Lytonya Jackson is a wife and the mother of a 9-year-old son, so she had enough to worry about before that first blackout happened this year on New Year’s Day.
But her diagnosis of epilepsy at age 29 is only one of many challenges the family is facing this holiday season. There’s also the matter of three preteen cousins who moved in temporarily but have since become a permanent part of the household.
So what began as a family of three is now a family of six, crammed in to two bedrooms.
On top of that, all three cousins (ages 2, 5 and 6) are big fans of Santa, which means toys and magic are expected no matter how many hints she drops about money being tight.
Her best hope now, she says, is the Salvation Army, which has pledged to provide toys this year for nearly 12,000 low-income children. Many of the toys will be purchased with money donated by Observer readers to the Empty Stocking Fund.
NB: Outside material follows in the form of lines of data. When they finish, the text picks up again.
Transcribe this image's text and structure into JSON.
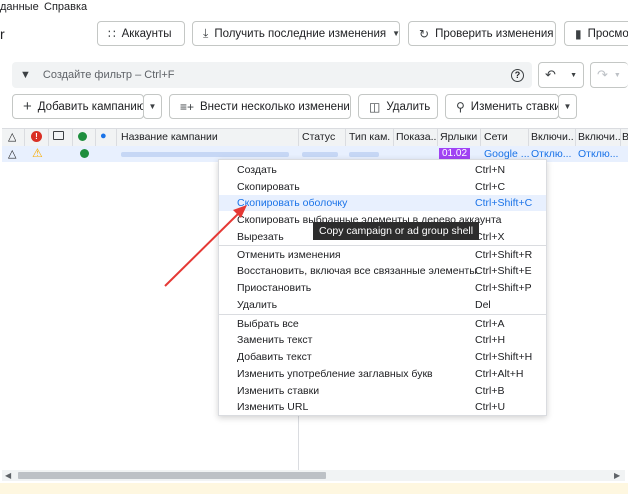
{
  "menubar": {
    "items": [
      "данные",
      "Справка"
    ]
  },
  "app": {
    "title_fragment": "r"
  },
  "toolbar": {
    "accounts": "Аккаунты",
    "get_changes": "Получить последние изменения",
    "check_changes": "Проверить изменения",
    "view": "Просмо"
  },
  "filter": {
    "placeholder": "Создайте фильтр – Ctrl+F"
  },
  "actions": {
    "add_campaign": "Добавить кампанию",
    "add_multiple": "Внести несколько изменений",
    "delete": "Удалить",
    "change_bids": "Изменить ставки"
  },
  "grid": {
    "columns": [
      "Название кампании",
      "Статус",
      "Тип кам...",
      "Показа...",
      "Ярлыки",
      "Сети",
      "Включи...",
      "Включи...",
      "В"
    ],
    "row": {
      "label_badge": "01.02",
      "networks": "Google ...",
      "col1": "Отклю...",
      "col2": "Отклю..."
    }
  },
  "context_menu": {
    "groups": [
      [
        {
          "label": "Создать",
          "shortcut": "Ctrl+N"
        },
        {
          "label": "Скопировать",
          "shortcut": "Ctrl+C"
        },
        {
          "label": "Скопировать оболочку",
          "shortcut": "Ctrl+Shift+C",
          "highlighted": true
        },
        {
          "label": "Скопировать выбранные элементы в дерево аккаунта",
          "shortcut": ""
        },
        {
          "label": "Вырезать",
          "shortcut": "Ctrl+X"
        }
      ],
      [
        {
          "label": "Отменить изменения",
          "shortcut": "Ctrl+Shift+R"
        },
        {
          "label": "Восстановить, включая все связанные элементы",
          "shortcut": "Ctrl+Shift+E"
        },
        {
          "label": "Приостановить",
          "shortcut": "Ctrl+Shift+P"
        },
        {
          "label": "Удалить",
          "shortcut": "Del"
        }
      ],
      [
        {
          "label": "Выбрать все",
          "shortcut": "Ctrl+A"
        },
        {
          "label": "Заменить текст",
          "shortcut": "Ctrl+H"
        },
        {
          "label": "Добавить текст",
          "shortcut": "Ctrl+Shift+H"
        },
        {
          "label": "Изменить употребление заглавных букв",
          "shortcut": "Ctrl+Alt+H"
        },
        {
          "label": "Изменить ставки",
          "shortcut": "Ctrl+B"
        },
        {
          "label": "Изменить URL",
          "shortcut": "Ctrl+U"
        }
      ]
    ]
  },
  "tooltip": {
    "text": "Copy campaign or ad group shell"
  },
  "colors": {
    "accent": "#1a73e8",
    "badge": "#a142f4",
    "status_green": "#1e8e3e",
    "warning": "#f9ab00",
    "error": "#d93025",
    "arrow": "#e53935"
  }
}
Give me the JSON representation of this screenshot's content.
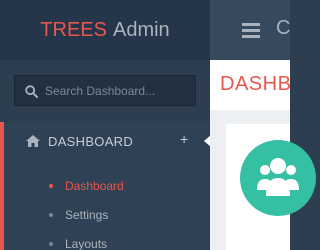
{
  "brand": {
    "part1": "TREES",
    "part2": "Admin"
  },
  "search": {
    "placeholder": "Search Dashboard..."
  },
  "nav": {
    "section_label": "DASHBOARD",
    "items": [
      {
        "label": "Dashboard",
        "active": true
      },
      {
        "label": "Settings",
        "active": false
      },
      {
        "label": "Layouts",
        "active": false
      }
    ]
  },
  "header": {
    "partial_text": "C"
  },
  "page": {
    "title": "DASHB"
  },
  "colors": {
    "accent": "#e8574e",
    "sidebar": "#2c3e50",
    "teal": "#35bfa3"
  },
  "icons": {
    "search": "search-icon",
    "home": "home-icon",
    "plus": "plus-icon",
    "menu": "hamburger-icon",
    "users": "users-icon"
  }
}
“I don’t know that they will still be with me next year, so this could be my only chance to show what Christmas can be like someplace stable and safe,” said Jackson, now 30, who won legal custody in 2013 but remains locked in a family tug-of-war over the children.
“Children have to have a Christmas. They need to know that someone is paying attention to their needs ... That’s what I want for their Christmas.”
There’s another added twist to the story: Jackson is going in for brain surgery in the spring to ease the seizures, and she says it’s possible memory loss will result. “I may have to relearn a lot of things.”
The Salvation Army says about 5,000 families are registered to get toys this year, many of them headed by parents who have jobs but still can’t make ends meet because their pay is low and hours have been cut.
Jackson started the year with a full-time job but says she had to leave it in May under doctor’s orders.
She says her husband, 40-year-old Leon, also has medical issues, suffering from Brugada syndrome, a condition that makes him at risk of sudden cardiac death.
It would be easier – if not common sense – for the couple to give up and let those three extra mouths to feed go into foster care, or to another relative. But Jackson believes any parent who’d “give up” a child to someone else was never meant to be a parent at all.
Jackson can’t say much about the world her three cousins come from, other than to note there were addiction problems on that side of the family.
“I thought I was only getting temporary custody, but then the paperwork came in the mail and it said that I was getting permanent custody,” says Jackson. “My first reaction was a sense of panic. But no child belongs in foster care, so my intention is to keep them.”
Her husband is not surprised at that attitude, claiming she “rescued” him from a life so troubled that he was practically on a first-name basis with arresting officers. “My wife will go to her death trying to change the world,” he says. “Doesn’t matter whether it’s me, everybody’s kids, or every dog and cat in the world, and we got ’em here. She’s trying to take care of everything and everybody.”
Despite the family’s financial setbacks, the children have improved and begun to flourish, Jackson says. One boy has a learning disability and is doing better in school, and his brother is on the A-honor roll, she says. The 2-year-old is also crying less and has started calling Jackson “mom.”
As Jackson gets closer to her surgery, there’s a twinge of fear as to just how much it will impact her memory, including the possibly of not remembering this Christmas.
If that happens, she hopes it will be her four children who remind her of how it went.
And she’s counting on their stories being filled with joy.